• [SOURCE MATERIAL]:

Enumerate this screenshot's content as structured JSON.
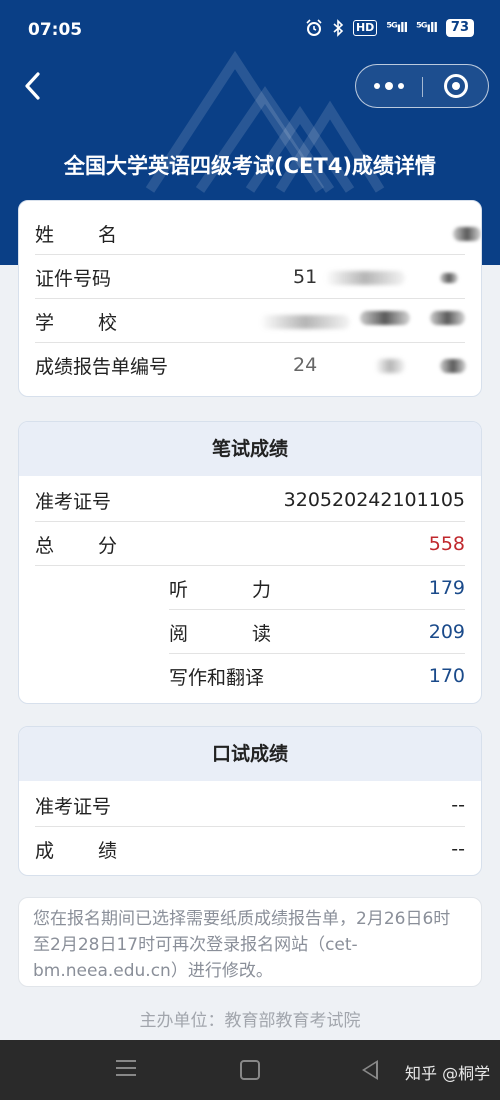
{
  "status": {
    "time": "07:05",
    "hd_label": "HD",
    "sig1": "⁵ᴳıll",
    "sig2": "⁵ᴳıll",
    "battery": "73"
  },
  "header": {
    "title": "全国大学英语四级考试(CET4)成绩详情"
  },
  "info": {
    "name_label": [
      "姓",
      "名"
    ],
    "id_label": "证件号码",
    "id_value": "51",
    "school_label": [
      "学",
      "校"
    ],
    "report_label": "成绩报告单编号",
    "report_value": "24"
  },
  "written": {
    "heading": "笔试成绩",
    "ticket_label": "准考证号",
    "ticket_value": "320520242101105",
    "total_label": [
      "总",
      "分"
    ],
    "total_value": "558",
    "listening_label": [
      "听",
      "力"
    ],
    "listening_value": "179",
    "reading_label": [
      "阅",
      "读"
    ],
    "reading_value": "209",
    "writing_label": "写作和翻译",
    "writing_value": "170"
  },
  "oral": {
    "heading": "口试成绩",
    "ticket_label": "准考证号",
    "ticket_value": "--",
    "score_label": [
      "成",
      "绩"
    ],
    "score_value": "--"
  },
  "notice": "您在报名期间已选择需要纸质成绩报告单，2月26日6时至2月28日17时可再次登录报名网站（cet-bm.neea.edu.cn）进行修改。",
  "footer": "主办单位：教育部教育考试院",
  "watermark": "知乎 @桐学",
  "colors": {
    "header_bg": "#0a3f86",
    "total_score": "#c0282d",
    "score_text": "#1a4a8a"
  }
}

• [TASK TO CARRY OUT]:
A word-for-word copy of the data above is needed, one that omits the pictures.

• [ANSWER TO THE EXERCISE]:
Enumerate this screenshot's content as structured JSON.
{
  "status": {
    "time": "07:05",
    "hd_label": "HD",
    "sig1": "⁵ᴳıll",
    "sig2": "⁵ᴳıll",
    "battery": "73"
  },
  "header": {
    "title": "全国大学英语四级考试(CET4)成绩详情"
  },
  "info": {
    "name_label": [
      "姓",
      "名"
    ],
    "id_label": "证件号码",
    "id_value": "51",
    "school_label": [
      "学",
      "校"
    ],
    "report_label": "成绩报告单编号",
    "report_value": "24"
  },
  "written": {
    "heading": "笔试成绩",
    "ticket_label": "准考证号",
    "ticket_value": "320520242101105",
    "total_label": [
      "总",
      "分"
    ],
    "total_value": "558",
    "listening_label": [
      "听",
      "力"
    ],
    "listening_value": "179",
    "reading_label": [
      "阅",
      "读"
    ],
    "reading_value": "209",
    "writing_label": "写作和翻译",
    "writing_value": "170"
  },
  "oral": {
    "heading": "口试成绩",
    "ticket_label": "准考证号",
    "ticket_value": "--",
    "score_label": [
      "成",
      "绩"
    ],
    "score_value": "--"
  },
  "notice": "您在报名期间已选择需要纸质成绩报告单，2月26日6时至2月28日17时可再次登录报名网站（cet-bm.neea.edu.cn）进行修改。",
  "footer": "主办单位：教育部教育考试院",
  "watermark": "知乎 @桐学",
  "colors": {
    "header_bg": "#0a3f86",
    "total_score": "#c0282d",
    "score_text": "#1a4a8a"
  }
}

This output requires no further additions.